Indeed, Italy has been following such a disgraceful policy for years. In 2009 the Italian navy turned back a boat of refugees from international waters to Libya without performing any screening of the passengers to see whether they were in need of medical attention. This was the course laid out in the reprehensible deal signed between the Italian Prime Minister, Silvio Berlusconi, and Colonel Gaddafi in 2008. The Libyan dictator promised to prevent migrants passing through the country in return for Italian payments. And if migrants made it on to boats, the Italian navy would have the right to deliver them back into the clutches of the Gaddafi regime. Human Rights Watch has credible testimony from migrants who claim to have been abused by the Libyan authorities after being handed over.

The Italian government has warned of a migration of "biblical proportions" as a result of the present turmoil in North Africa. That is an echo of the threat of Gaddafi some weeks ago that the consequence of his fall would be an invasion of Europe by Africans.
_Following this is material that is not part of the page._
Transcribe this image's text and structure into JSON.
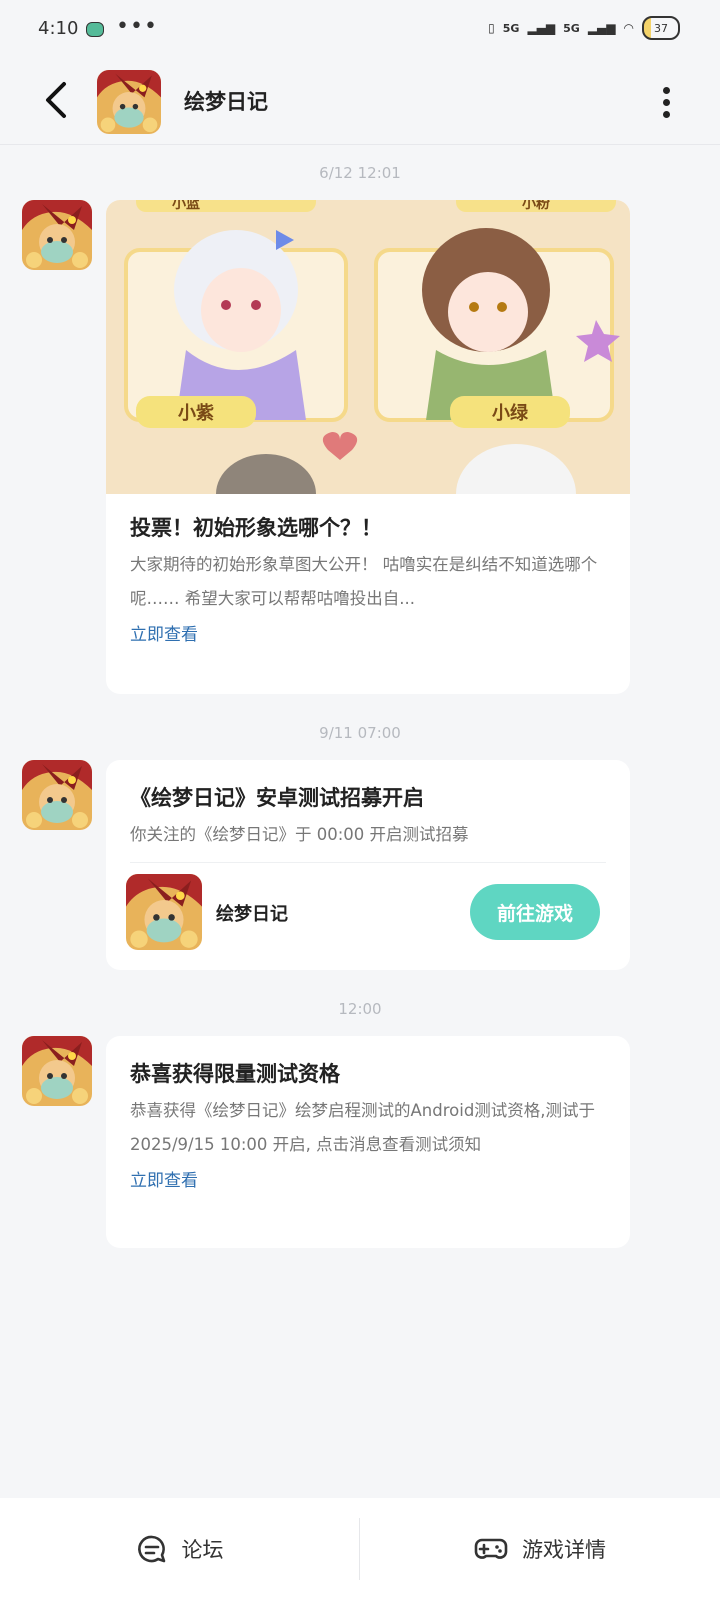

Some 21 boats have arrived on Lampedusa this week from Tunisia, carrying 1,600 migrants. Some 9,000 people in total have arrived since January. That is a significant movement of people, but hardly an intolerable influx, let alone a biblical exodus.

The crisis does serve to emphasise why it is in Europe's interests for the Gaddafi regime, whose belligerence is the reason for the outflow, to come to an end. It also highlights the folly of the Western policy of hugging this ruthless dictator close for so many years. If Lampedusa and Italy need assistance to deal with migration flows from Africa, other EU states should provide it. Last month's proposal from southern European states for an EU solidarity fund was sensible. Britain must do its bit, especially after our role in arming Gaddafi. So must France and Germany. European states must share the responsibility and cost of our collective humanitarian obligations.

There is much uncertainty about what happens next. We do not yet know the size of the migrant outflow, which depends on how long the revolt in Libya continues, or where it spreads next. We do not know what the total costs will be, either. But there is one thing of which we can be sure: to turn back boats of desperate people is an act that shames our entire continent.